For example, in order to get the last freshmen on board, Republican Speaker John Boehner had to include cuts to Pell grants (financial aid to middle class and low-income students). And who are these folks, these uncompromising new legislators? According to sources on the Internet, more than half of them are in their 30s and 40s with an average age of 47. In other words. Generation X’ers. If one wanted to make the generational argument, I think a better case could be made that the rise in angry rhetoric and stubbornness is a result of the rise in the number of Generation X’ers who have entered the public realm in the last 15 years.

These politicians at both national and state level were willing to shut things down and engage in brinkmanship to get their way. But that is a false argument because these Congress people do not represent all Generation X’ers. That would be a stereotype and an offensive one to the many people in their 30s, 40s and 50s who strongly disagreed with them.

And it is offensive to people in their 50s and 60s when you suggest that things will get better when we boomers just die off. When people begin to attack other people based on stereotypes of race, religion, ethnicity or age, it is a dangerous thing. This generation argument is not only wrong, it also misses the point and needlessly and dangerously pits one group of Americans against another. That’s the last thing America needs right now.

So what does account for the rise in uncompromising behavior and brinkmanship at the state level and in Washington?

Perhaps one problem arises when a large group of legislators take a pledge before they take office, a pledge that overrides the pledge they take to represent their state or nation. I’m referring to the pledge that Grover Norquist has had legislators take over the past few years to not raise taxes under any circumstances. Some actually call him and ask permission to vote on items. Tim Pawlenty’s pledge to not raise taxes under any circumstances did not help our state to resolve its fiscal problems.

So, yes, a refusal to keep one’s mind open to other possibilities because of inflexible pledges is part of the problem. Another problem, no doubt, is the endless flow of money that has corrupted our politics. I think people are beginning to wonder who really does represent them in this time of joblessness, attacks on pensions, a lack of job security, and a recession that has not gone away.

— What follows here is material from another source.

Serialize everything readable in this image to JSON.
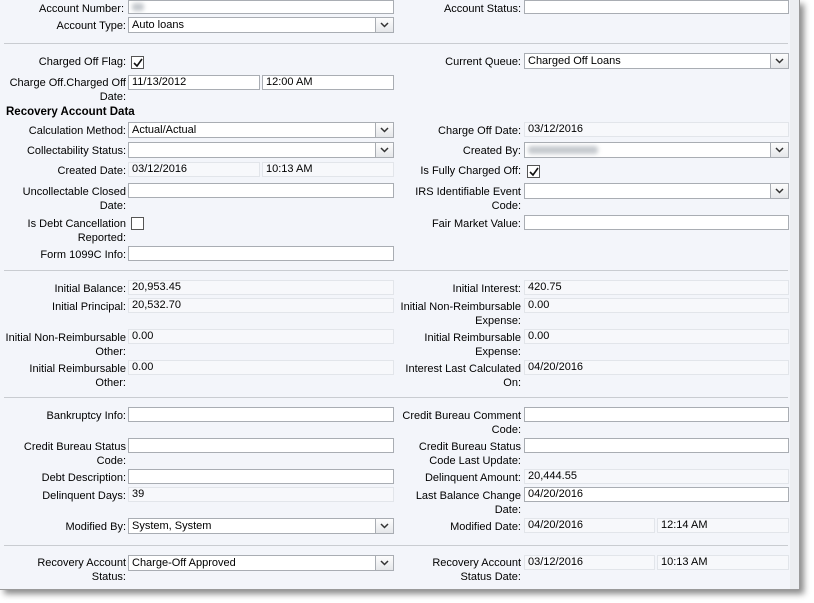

Wealthy and powerful people continue to do well; in fact, better, while many if not a majority of Americans are finding it harder and harder to just stay in place. The income gap is growing at an alarming rate. Another cause could be the 24-hour news cycle. Or the hyper-partisanship in our news media, which makes it hard for politicians to seek, let alone accept compromise. This would be an analysis worth examining.

So getting back to the column — if you want to be the enemy of ideas and just want to get things done, fine. But the puzzle to me is how will you know what you want to get done? Ideas matter, principles matter. And, of course, compromise matters.

And, lastly, please do not print, let alone write, articles that seem to scapegoat a group of people based on a stereotype of that group. It represents shallow thinking at best and has a dangerous historical precedence, at worst.

Ted Hinnenkamp is a paralegal residing in Albert Lea.